In today’s world it’s virtually impossible to avoid sitting at a desk or in front of a computer for at least a portion of the day. Whether you have a nine-to-five cubicle job or simply have to check your emails at the end of the day, it’s important that you’re working in the most ergonomic way possible.
What does “ergonomic” mean, anyway?
The term “ergonomic” is made up of two Greek words: “ergon,” which means work and “nomoi,” which means natural laws. Ergonomics is the study of how we, as humans, can work most efficiently and not put unnecessary pressure on our bodies. When we talk about making our workspace more “ergonomic,” we are essentially trying to make it more comfortable for our working needs.
What needs to change?
Most workspaces are comprised of harsh lights, bright screens, tough chairs and poorly placed keyboards. All of this means we wind up straining our eyes, overworking our wrists and putting pressure on our backs and necks. The changes needed to make things more comfortable are small but necessary.
Where should I start?
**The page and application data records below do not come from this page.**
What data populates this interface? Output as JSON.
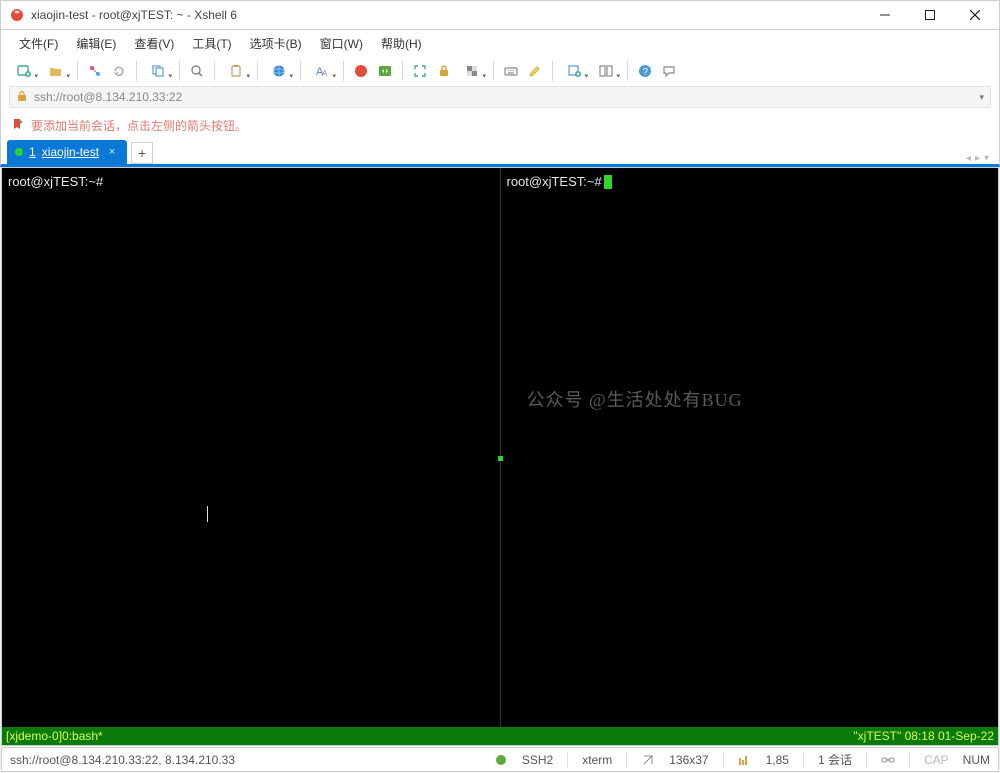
{
  "titlebar": {
    "title": "xiaojin-test - root@xjTEST: ~ - Xshell 6"
  },
  "menu": {
    "file": "文件(F)",
    "edit": "编辑(E)",
    "view": "查看(V)",
    "tools": "工具(T)",
    "tabs": "选项卡(B)",
    "window": "窗口(W)",
    "help": "帮助(H)"
  },
  "addressbar": {
    "url": "ssh://root@8.134.210.33:22"
  },
  "tipbar": {
    "text": "要添加当前会话，点击左侧的箭头按钮。"
  },
  "tabs": {
    "active_index": "1",
    "active_label": "xiaojin-test"
  },
  "terminal": {
    "left_prompt": "root@xjTEST:~#",
    "right_prompt": "root@xjTEST:~#",
    "watermark": "公众号 @生活处处有BUG",
    "tmux_left": "[xjdemo-0]0:bash*",
    "tmux_right": "\"xjTEST\" 08:18 01-Sep-22"
  },
  "status": {
    "conn": "ssh://root@8.134.210.33:22, 8.134.210.33",
    "proto": "SSH2",
    "term": "xterm",
    "size": "136x37",
    "pos": "1,85",
    "sessions": "1 会话",
    "cap": "CAP",
    "num": "NUM"
  }
}
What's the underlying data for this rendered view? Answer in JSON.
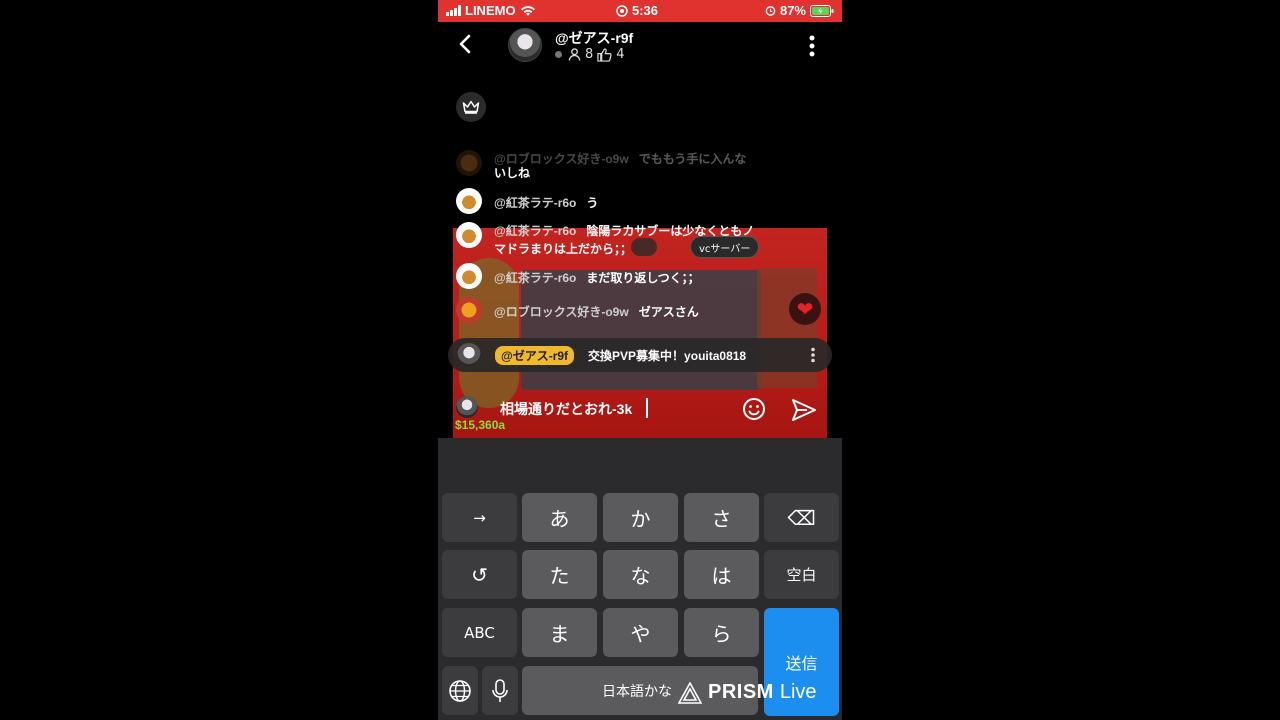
{
  "status": {
    "carrier": "LINEMO",
    "time": "5:36",
    "battery": "87%"
  },
  "host": {
    "name": "@ゼアス-r9f",
    "viewers": "8",
    "likes": "4"
  },
  "chat": [
    {
      "name": "@ロブロックス好き-o9w",
      "text": "でももう手に入んな",
      "cont": "いしね"
    },
    {
      "name": "@紅茶ラテ-r6o",
      "text": "う"
    },
    {
      "name": "@紅茶ラテ-r6o",
      "text": "陰陽ラカサブーは少なくともノ",
      "cont": "マドラまりは上だから；；"
    },
    {
      "name": "@紅茶ラテ-r6o",
      "text": "まだ取り返しつく；；"
    },
    {
      "name": "@ロブロックス好き-o9w",
      "text": "ゼアスさん"
    }
  ],
  "video": {
    "money": "$15,360a",
    "chip": "vcサーバー"
  },
  "pinned": {
    "badge": "@ゼアス-r9f",
    "text": "交換PVP募集中！youita0818"
  },
  "input": {
    "value": "相場通りだとおれ-3k"
  },
  "keyboard": {
    "row1": [
      "→",
      "あ",
      "か",
      "さ",
      "⌫"
    ],
    "row2": [
      "↺",
      "た",
      "な",
      "は",
      "空白"
    ],
    "row3": [
      "ABC",
      "ま",
      "や",
      "ら"
    ],
    "send": "送信",
    "space": "日本語かな"
  },
  "watermark": {
    "brand": "PRISM",
    "suffix": "Live"
  }
}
Lighting is the easiest and most inexpensive change to make. It’s about finding the balance that’s right for you. Too much light can reflect off surfaces and lead to glare that causes your eyes to strain. But not having enough light can also lead to eye strain. The Canadian Centre for Occupational Health and Safety offers a helpful breakdown of everything involved in determining what lighting will suit the needs of your particular work area.
Is my computer a problem?
In short, yes. But there are some quick fixes you can do to help. First off, make sure you never have your computer on an angle because turning your body toward it will cause a constant strain. Instead, keep it directly in front of you and have the screen positioned at close to an arm’s length away from you. The screen should be placed at an angle that allows you to be looking straight ahead of you, with the tiniest bit of a downward tilt. This is the most comfortable position for your eyes, head and neck. You should also aim to look away from the screen at least once every 30 minutes, to give your eyes a break.
What about my chair?
It’s important when you are sitting at a computer that your shoulders be relaxed, your elbows bent at a 90 degree angle and your forearms, wrists and hands in line. Whether you have a pricey ergonomic chair or not, make sure that your chair is set to a height that puts you in this position.
Is it going to cost me?
It can; but it doesn’t have to. Many companies, such as ErgoCanada, sell ergonomic chairs, keyboards and mouse devices, which, if installed correctly, can certainly create a more comfortable working environment. But simple tricks, such as readjusting your chair, getting up to stretch every hour and alternating your wrist position between relaxing and activating, can also be effective. Always try to sit with proper posture and change your position every 15 to 20 minutes.
What else can I do?
For more information on changes you can make, check out Dr. Jonathan Bailin’s Ergonomics & Computer Injury: FAQs. And, most importantly, pay attention to your body’s clues. If you notice regular pain in your wrists, soreness in your back or headaches from eye strain, talk to your doctor and get the help you need before it’s too late.